“Bell often talks about the current moment as a “historic” opportunity for the creation of a new kind of church, one geared toward young people who aren’t inspired by the old evangelicalism. Nowadays, he often describes “Love Wins” as a strategic project, designed to make Christianity more inviting to people who might reject it out of repugnance for the doctrine of Hell. When Bell talks this way, he can sound an awful lot like the theological liberals of the twentieth century: scholarly reformers, idealistic but slightly smug, who were shown up by the preachers they derided as “extreme fundamentalists.” Given the recent history of mainline Protestants, it’s unclear that a more liberal theology would be healthy for the evangelical movement. Many of the most vibrant churches in America today are Pentecostal or charismatic; they emphasize ecstatic, sensual experiences like speaking in tongues and faith healing. Throughout American history, the most successful church movements have been not the ones that kept up with contemporary culture but the ones that were confident enough to tug hard against it.

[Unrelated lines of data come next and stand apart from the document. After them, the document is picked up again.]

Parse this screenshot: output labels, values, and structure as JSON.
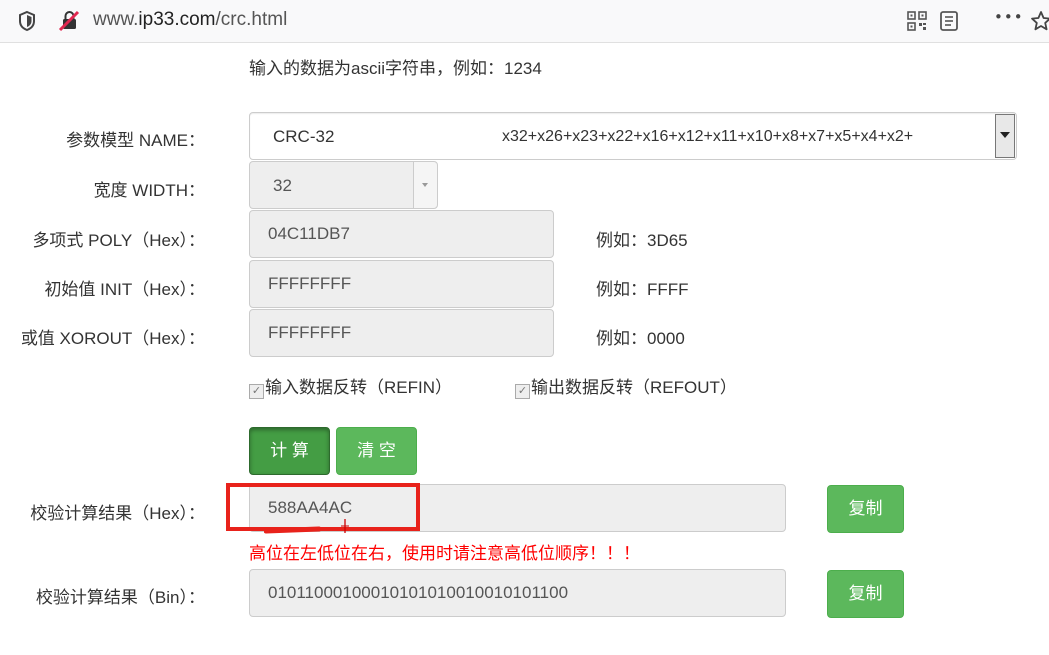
{
  "browser": {
    "url_prefix": "www.",
    "url_domain": "ip33.com",
    "url_path": "/crc.html",
    "more_label": "•••"
  },
  "intro_text": "输入的数据为ascii字符串，例如：1234",
  "name": {
    "label": "参数模型 NAME：",
    "value": "CRC-32",
    "poly_formula": "x32+x26+x23+x22+x16+x12+x11+x10+x8+x7+x5+x4+x2+"
  },
  "width": {
    "label": "宽度 WIDTH：",
    "value": "32"
  },
  "poly": {
    "label": "多项式 POLY（Hex）：",
    "value": "04C11DB7",
    "example": "例如：3D65"
  },
  "init": {
    "label": "初始值 INIT（Hex）：",
    "value": "FFFFFFFF",
    "example": "例如：FFFF"
  },
  "xorout": {
    "label": "或值 XOROUT（Hex）：",
    "value": "FFFFFFFF",
    "example": "例如：0000"
  },
  "refin_label": "输入数据反转（REFIN）",
  "refout_label": "输出数据反转（REFOUT）",
  "buttons": {
    "calculate": "计 算",
    "clear": "清 空",
    "copy": "复制"
  },
  "result_hex": {
    "label": "校验计算结果（Hex）：",
    "value": "588AA4AC",
    "warning": "高位在左低位在右，使用时请注意高低位顺序！！！"
  },
  "result_bin": {
    "label": "校验计算结果（Bin）：",
    "value": "01011000100010101010010010101100"
  },
  "colors": {
    "warning": "#ff0000",
    "highlight_box": "#e8221b",
    "button_green": "#5cb85c"
  }
}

“From a certain evangelical perspective, Bell’s life can look like a cautionary tale: his desire to question the doctrine of Hell led to his departure from the church he built. And maybe, like many other theological liberals in recent decades, he will drift out of the Christian church altogether and become merely one more mildly spiritual Californian, content to find moments of grace and joy in his everyday life; certainly, that’s what many of his detractors expect. But it’s also possible that his new life will end up strengthening many of his old convictions. Before, he was a dissenter in evangelical West Michigan. Now he is a lifelong believer in secular Southern California. And, in that world, his faith may seem more distinctive—and more important—than his doubts.”
(Kelefa Sanneh, “The Hell-Raiser,” The New Yorker, p 56, Nov. 26, 2012)